_What is expected_
The records that follow are to be given again exactly, with their pictures omitted.

_Records supplied_
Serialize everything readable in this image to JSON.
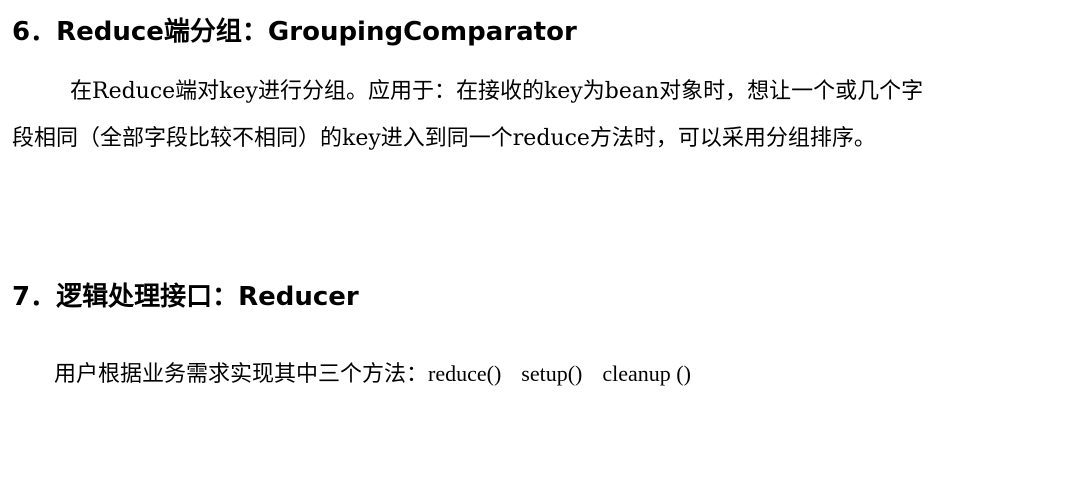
{
  "section6": {
    "heading": "6．Reduce端分组：GroupingComparator",
    "paragraph_line1": "在Reduce端对key进行分组。应用于：在接收的key为bean对象时，想让一个或几个字",
    "paragraph_line2": "段相同（全部字段比较不相同）的key进入到同一个reduce方法时，可以采用分组排序。"
  },
  "section7": {
    "heading": "7．逻辑处理接口：Reducer",
    "intro": "用户根据业务需求实现其中三个方法：",
    "methods": [
      "reduce()",
      "setup()",
      "cleanup ()"
    ]
  }
}
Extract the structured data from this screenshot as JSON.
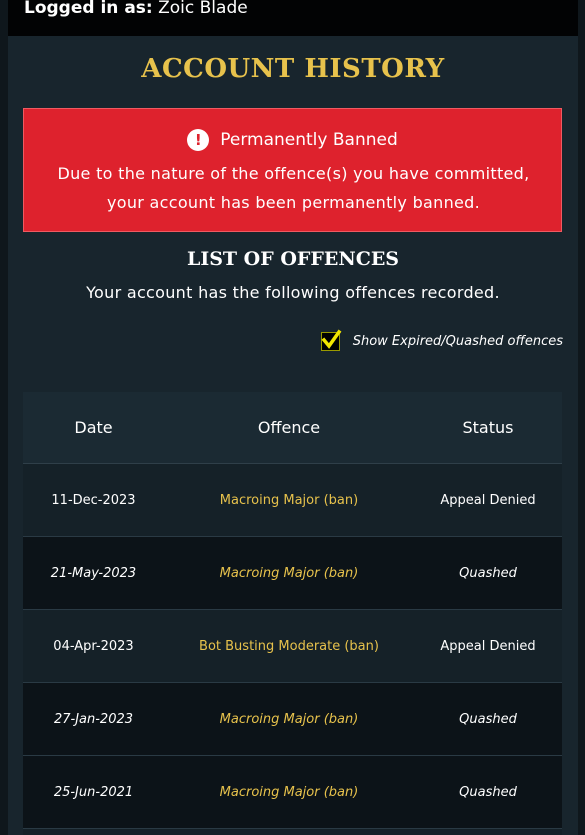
{
  "header": {
    "logged_in_label": "Logged in as:",
    "username": "Zoic Blade"
  },
  "page_title": "ACCOUNT HISTORY",
  "ban_notice": {
    "icon": "alert-icon",
    "icon_glyph": "!",
    "title": "Permanently Banned",
    "message": "Due to the nature of the offence(s) you have committed, your account has been permanently banned.",
    "color": "#de222d"
  },
  "offences": {
    "title": "LIST OF OFFENCES",
    "description": "Your account has the following offences recorded.",
    "show_expired": {
      "label": "Show Expired/Quashed offences",
      "checked": true
    },
    "columns": [
      "Date",
      "Offence",
      "Status"
    ],
    "rows": [
      {
        "date": "11-Dec-2023",
        "offence": "Macroing Major (ban)",
        "status": "Appeal Denied"
      },
      {
        "date": "21-May-2023",
        "offence": "Macroing Major (ban)",
        "status": "Quashed"
      },
      {
        "date": "04-Apr-2023",
        "offence": "Bot Busting Moderate (ban)",
        "status": "Appeal Denied"
      },
      {
        "date": "27-Jan-2023",
        "offence": "Macroing Major (ban)",
        "status": "Quashed"
      },
      {
        "date": "25-Jun-2021",
        "offence": "Macroing Major (ban)",
        "status": "Quashed"
      }
    ]
  },
  "colors": {
    "accent_gold": "#e7c24c",
    "background": "#0f171c",
    "panel": "#18252d"
  }
}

_Answer for the task_
Serialize everything readable in this image to JSON.
{
  "section6": {
    "heading": "6．Reduce端分组：GroupingComparator",
    "paragraph_line1": "在Reduce端对key进行分组。应用于：在接收的key为bean对象时，想让一个或几个字",
    "paragraph_line2": "段相同（全部字段比较不相同）的key进入到同一个reduce方法时，可以采用分组排序。"
  },
  "section7": {
    "heading": "7．逻辑处理接口：Reducer",
    "intro": "用户根据业务需求实现其中三个方法：",
    "methods": [
      "reduce()",
      "setup()",
      "cleanup ()"
    ]
  }
}
Extract the structured data from this screenshot as JSON.
{
  "header": {
    "logged_in_label": "Logged in as:",
    "username": "Zoic Blade"
  },
  "page_title": "ACCOUNT HISTORY",
  "ban_notice": {
    "icon": "alert-icon",
    "icon_glyph": "!",
    "title": "Permanently Banned",
    "message": "Due to the nature of the offence(s) you have committed, your account has been permanently banned.",
    "color": "#de222d"
  },
  "offences": {
    "title": "LIST OF OFFENCES",
    "description": "Your account has the following offences recorded.",
    "show_expired": {
      "label": "Show Expired/Quashed offences",
      "checked": true
    },
    "columns": [
      "Date",
      "Offence",
      "Status"
    ],
    "rows": [
      {
        "date": "11-Dec-2023",
        "offence": "Macroing Major (ban)",
        "status": "Appeal Denied"
      },
      {
        "date": "21-May-2023",
        "offence": "Macroing Major (ban)",
        "status": "Quashed"
      },
      {
        "date": "04-Apr-2023",
        "offence": "Bot Busting Moderate (ban)",
        "status": "Appeal Denied"
      },
      {
        "date": "27-Jan-2023",
        "offence": "Macroing Major (ban)",
        "status": "Quashed"
      },
      {
        "date": "25-Jun-2021",
        "offence": "Macroing Major (ban)",
        "status": "Quashed"
      }
    ]
  },
  "colors": {
    "accent_gold": "#e7c24c",
    "background": "#0f171c",
    "panel": "#18252d"
  }
}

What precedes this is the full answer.